On the 18 March 1945 the Russians launched their own large scale offensive, “Operation Vienna”, supported by strong armoured and air forces. Despite efforts to hold their positions the Russians forced a breakthrough which threatened to envelop all German forces locally. Alongside 1st Panzer Division and other German formations the Reichsgrenadier Division supported by remaining Panzer forces was able to break out of the cauldron. Casualties were high, amongst the fallen was the Divisional Commander, GenLt von Rost and the Chief of Staff, Major i.G. Vogl. Conducting a fighting retreat the Division managed to avoid further encirclement by withdrawing to the north of Lake Balaton and then westwards towards Austria. During the last days of March the Division took up positions in the “Reichschutzstellung”, this line was to be the last line of defence before the Russians crossed into the southern borders of the Reich and it extended from Bratislava in Slovakia to the north, southwards over the Brucker and Ödenburger gate, through Deutschkreutz in Burgenland and on to the southwest to the east of Ljubljana.

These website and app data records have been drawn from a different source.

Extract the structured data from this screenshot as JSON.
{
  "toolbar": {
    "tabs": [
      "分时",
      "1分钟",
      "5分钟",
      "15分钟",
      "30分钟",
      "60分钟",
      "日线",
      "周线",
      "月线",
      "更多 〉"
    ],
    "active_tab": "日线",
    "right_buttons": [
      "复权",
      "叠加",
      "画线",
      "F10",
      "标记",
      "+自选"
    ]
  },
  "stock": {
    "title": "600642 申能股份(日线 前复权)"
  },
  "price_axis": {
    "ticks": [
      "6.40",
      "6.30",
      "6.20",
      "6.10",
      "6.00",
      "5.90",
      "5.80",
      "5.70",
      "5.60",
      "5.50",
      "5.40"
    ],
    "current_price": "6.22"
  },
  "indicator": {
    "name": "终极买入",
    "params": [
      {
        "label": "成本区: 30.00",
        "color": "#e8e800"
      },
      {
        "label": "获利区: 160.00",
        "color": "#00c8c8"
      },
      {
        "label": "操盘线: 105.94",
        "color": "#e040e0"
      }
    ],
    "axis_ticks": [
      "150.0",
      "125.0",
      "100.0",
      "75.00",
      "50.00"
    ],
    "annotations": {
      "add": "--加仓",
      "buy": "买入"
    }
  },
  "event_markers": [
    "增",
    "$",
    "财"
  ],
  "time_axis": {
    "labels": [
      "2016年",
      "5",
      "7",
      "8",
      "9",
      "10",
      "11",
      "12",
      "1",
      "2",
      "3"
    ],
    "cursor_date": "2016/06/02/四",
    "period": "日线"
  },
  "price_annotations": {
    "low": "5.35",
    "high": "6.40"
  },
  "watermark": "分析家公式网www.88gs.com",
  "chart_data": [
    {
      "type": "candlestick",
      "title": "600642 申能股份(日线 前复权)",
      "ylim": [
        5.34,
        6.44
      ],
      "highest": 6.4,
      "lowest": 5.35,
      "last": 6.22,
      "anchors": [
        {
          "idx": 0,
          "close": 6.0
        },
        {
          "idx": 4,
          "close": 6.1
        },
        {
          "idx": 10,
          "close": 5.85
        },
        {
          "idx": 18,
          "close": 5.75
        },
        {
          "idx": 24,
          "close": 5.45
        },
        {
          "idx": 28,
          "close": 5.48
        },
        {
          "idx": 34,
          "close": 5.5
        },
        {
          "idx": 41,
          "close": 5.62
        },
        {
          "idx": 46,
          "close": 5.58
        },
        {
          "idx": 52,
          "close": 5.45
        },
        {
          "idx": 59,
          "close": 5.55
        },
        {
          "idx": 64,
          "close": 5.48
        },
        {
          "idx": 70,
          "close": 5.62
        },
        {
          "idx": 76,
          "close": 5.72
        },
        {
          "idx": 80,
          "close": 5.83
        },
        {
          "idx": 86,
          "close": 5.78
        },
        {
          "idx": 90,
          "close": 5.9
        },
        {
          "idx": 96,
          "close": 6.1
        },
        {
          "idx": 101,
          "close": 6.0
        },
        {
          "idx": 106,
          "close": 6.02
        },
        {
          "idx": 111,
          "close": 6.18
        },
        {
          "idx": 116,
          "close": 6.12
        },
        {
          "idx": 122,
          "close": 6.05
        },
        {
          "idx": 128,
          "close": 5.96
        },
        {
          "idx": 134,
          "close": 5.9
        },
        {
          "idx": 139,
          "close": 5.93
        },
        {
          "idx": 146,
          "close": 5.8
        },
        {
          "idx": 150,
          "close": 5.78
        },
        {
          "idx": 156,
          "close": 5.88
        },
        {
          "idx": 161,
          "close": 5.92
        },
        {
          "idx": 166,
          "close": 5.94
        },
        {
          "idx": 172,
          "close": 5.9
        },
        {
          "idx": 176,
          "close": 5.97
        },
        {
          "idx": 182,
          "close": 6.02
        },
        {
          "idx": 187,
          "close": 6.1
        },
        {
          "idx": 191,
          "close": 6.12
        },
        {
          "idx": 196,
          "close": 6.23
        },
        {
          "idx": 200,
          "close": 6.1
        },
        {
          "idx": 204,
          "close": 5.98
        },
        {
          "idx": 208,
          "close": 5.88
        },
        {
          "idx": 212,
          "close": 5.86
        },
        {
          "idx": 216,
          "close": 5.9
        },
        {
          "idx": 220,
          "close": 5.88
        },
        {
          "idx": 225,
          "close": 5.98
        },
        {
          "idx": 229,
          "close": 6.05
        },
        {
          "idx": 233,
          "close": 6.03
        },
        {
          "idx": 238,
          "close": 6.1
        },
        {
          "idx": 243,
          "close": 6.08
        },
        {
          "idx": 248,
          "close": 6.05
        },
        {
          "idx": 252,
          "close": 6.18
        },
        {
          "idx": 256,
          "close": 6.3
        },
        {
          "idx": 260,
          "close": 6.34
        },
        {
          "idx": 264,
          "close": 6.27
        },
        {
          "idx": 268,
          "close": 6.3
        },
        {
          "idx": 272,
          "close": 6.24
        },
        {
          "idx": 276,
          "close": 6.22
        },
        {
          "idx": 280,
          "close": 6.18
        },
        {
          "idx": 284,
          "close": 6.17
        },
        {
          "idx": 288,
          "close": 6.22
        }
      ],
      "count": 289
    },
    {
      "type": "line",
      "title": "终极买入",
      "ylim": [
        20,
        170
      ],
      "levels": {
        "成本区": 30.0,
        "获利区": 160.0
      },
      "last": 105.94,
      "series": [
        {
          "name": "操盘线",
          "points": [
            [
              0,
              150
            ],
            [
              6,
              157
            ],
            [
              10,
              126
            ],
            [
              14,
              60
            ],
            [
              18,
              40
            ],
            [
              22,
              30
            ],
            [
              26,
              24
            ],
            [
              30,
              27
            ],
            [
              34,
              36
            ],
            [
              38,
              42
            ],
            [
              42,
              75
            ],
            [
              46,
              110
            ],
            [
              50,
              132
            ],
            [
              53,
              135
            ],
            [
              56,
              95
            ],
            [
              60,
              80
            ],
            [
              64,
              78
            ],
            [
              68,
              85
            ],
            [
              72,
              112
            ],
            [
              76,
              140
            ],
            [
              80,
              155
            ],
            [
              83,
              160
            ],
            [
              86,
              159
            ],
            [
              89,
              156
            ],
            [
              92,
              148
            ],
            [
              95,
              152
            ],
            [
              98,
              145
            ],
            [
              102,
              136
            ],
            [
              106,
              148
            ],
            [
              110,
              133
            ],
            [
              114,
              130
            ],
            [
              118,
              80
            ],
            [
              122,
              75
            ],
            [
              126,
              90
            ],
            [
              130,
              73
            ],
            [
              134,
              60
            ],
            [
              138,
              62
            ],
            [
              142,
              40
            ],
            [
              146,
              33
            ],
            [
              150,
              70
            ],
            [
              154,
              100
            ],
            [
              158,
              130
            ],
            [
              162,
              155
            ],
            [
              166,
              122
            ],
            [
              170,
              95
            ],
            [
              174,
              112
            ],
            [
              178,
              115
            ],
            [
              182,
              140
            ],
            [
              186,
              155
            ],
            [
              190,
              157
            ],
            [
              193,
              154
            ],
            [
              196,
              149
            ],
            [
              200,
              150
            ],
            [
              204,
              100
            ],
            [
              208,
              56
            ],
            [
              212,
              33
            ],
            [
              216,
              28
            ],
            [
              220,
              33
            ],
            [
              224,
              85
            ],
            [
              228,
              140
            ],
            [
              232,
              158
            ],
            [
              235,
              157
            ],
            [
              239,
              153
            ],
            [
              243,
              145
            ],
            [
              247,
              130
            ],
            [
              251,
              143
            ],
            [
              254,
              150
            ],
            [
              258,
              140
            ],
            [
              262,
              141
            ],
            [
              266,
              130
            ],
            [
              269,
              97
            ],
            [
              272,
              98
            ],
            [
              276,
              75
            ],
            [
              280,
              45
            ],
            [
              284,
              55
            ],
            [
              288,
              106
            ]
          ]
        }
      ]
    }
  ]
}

The main thrust towards Vienna was launched from the Stuhlweissenburg area and the City was lost after heavy fighting on the 13 April 1945. Although the southeast of the Reich had become a ‘sideshow’ for the Russians whose focus was now firmly on the greater prize of Berlin, the Reichsgrenadier Division, much weakened by its efforts over the last few months initially managed to hold its position at Radskerburg. However, constant and often violent confrontation with much stronger Soviet forces meant that the “Reichschutzstellung” could no longer be held. The Division now little more than a “Kampfgruppe” fell back and then via rail transport moved into lower Austria near to its peacetime garrisons at Znaim, Nikolsburg and Lundenburg (now Znojmo, Mikulov & Breclav in the modern-day Czech Republic but at that time in the Niederdonau Gau). Due to their much reduced strength the Division was no longer capable of offensive operations and was therefore assigned defensive duties in their Homeland.

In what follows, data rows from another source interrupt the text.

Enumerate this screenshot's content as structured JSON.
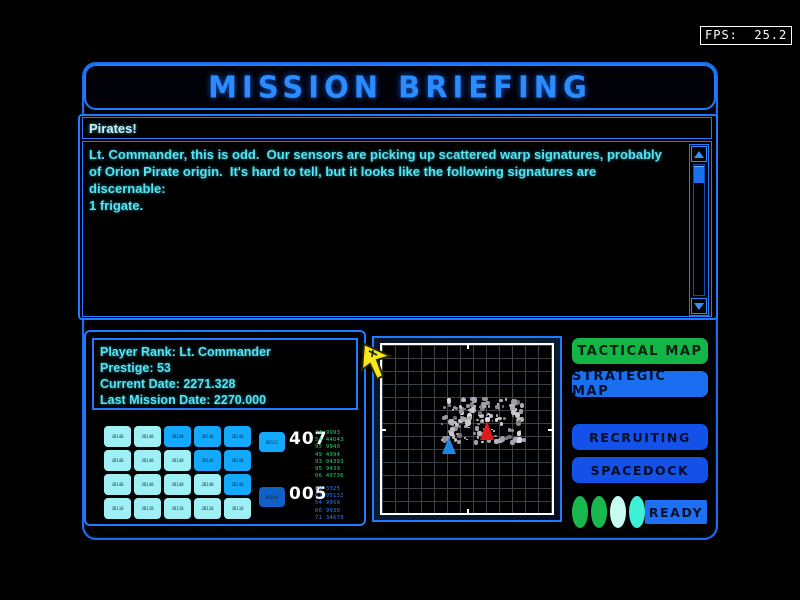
{
  "hud": {
    "fps_label": "FPS:  25.2"
  },
  "header": {
    "title": "MISSION BRIEFING"
  },
  "briefing": {
    "subject": "Pirates!",
    "body": "Lt. Commander, this is odd.  Our sensors are picking up scattered warp signatures, probably\nof Orion Pirate origin.  It's hard to tell, but it looks like the following signatures are\ndiscernable:\n1 frigate.",
    "scroll_up_icon": "triangle-up",
    "scroll_down_icon": "triangle-down"
  },
  "player_info": {
    "lines": [
      "Player Rank: Lt. Commander",
      "Prestige: 53",
      "Current Date: 2271.328",
      "Last Mission Date: 2270.000"
    ]
  },
  "status_panel": {
    "cells": [
      {
        "label": "3D140",
        "state": "pale"
      },
      {
        "label": "3D140",
        "state": "pale"
      },
      {
        "label": "3D140",
        "state": "bright"
      },
      {
        "label": "3D140",
        "state": "bright"
      },
      {
        "label": "3D140",
        "state": "bright"
      },
      {
        "label": "3D140",
        "state": "pale"
      },
      {
        "label": "3D140",
        "state": "pale"
      },
      {
        "label": "3D140",
        "state": "pale"
      },
      {
        "label": "3D140",
        "state": "bright"
      },
      {
        "label": "3D140",
        "state": "bright"
      },
      {
        "label": "3D140",
        "state": "pale"
      },
      {
        "label": "3D140",
        "state": "pale"
      },
      {
        "label": "3D140",
        "state": "pale"
      },
      {
        "label": "3D140",
        "state": "pale"
      },
      {
        "label": "3D140",
        "state": "bright"
      },
      {
        "label": "3D110",
        "state": "pale"
      },
      {
        "label": "3D110",
        "state": "pale"
      },
      {
        "label": "3D110",
        "state": "pale"
      },
      {
        "label": "3D110",
        "state": "pale"
      },
      {
        "label": "3D110",
        "state": "pale"
      }
    ],
    "chip_a": "0D132",
    "chip_b": "8DD48",
    "big_number_a": "407",
    "big_number_b": "005",
    "readout_a": "34 9993\n54 44643\n95 9940\n49 4994\n93 94393\n95 9439\n06 49736",
    "readout_b": "09 3325\n67 95132\n54 9950\n06 9930\n71 34679"
  },
  "tactical_map": {
    "player_marker": "blue-ship-arrow",
    "enemy_marker": "red-ship-arrow",
    "field": "asteroid-field"
  },
  "actions": {
    "tactical_map": "TACTICAL MAP",
    "strategic_map": "STRATEGIC MAP",
    "recruiting": "RECRUITING",
    "spacedock": "SPACEDOCK",
    "ready": "READY"
  },
  "indicators": {
    "ovals": [
      "#19b84f",
      "#19b84f",
      "#c8fbf0",
      "#3ff0d8"
    ]
  },
  "colors": {
    "accent_blue": "#1f7bff",
    "text_cyan": "#57e4f0",
    "green_button": "#13b546",
    "blue_button": "#1a6ef0"
  }
}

On the 7 May 1945, the Division received news of the imminent surrender and was authorised to head west and surrender to the Americans. Once at Hohenfurth, negotiations with the Americans almost faltered but the Divisional Commander, GenMaj Langhäuser, managed to persuade them to accept the Division’s surrender. The bulk of the Division managed to surrender to the Americans however those troops still in the Aigen-Schlögel camp to the east were taken prisoner by the Russians on 8 May 1945, many never to return home.
Until the last day of the war the soldiers of the Division had performed their duty in accordance with their oath, faithfully fulfilled to the last on Austrian soil. On the date of the unconditional surrender, 8 May 1945, The Reichsgrenadier Division “Hoch- und Deutschmeister” ceased to exist, its survivors scattered to the four winds.
Records held by the “Wehrmacht-Auskunft-Stelle (W.A.St)" in Berlin show that for the period 1939 to 1945 Divisional losses amounted to approximately 34000 men, about 11000 of those were recorded as dead or missing.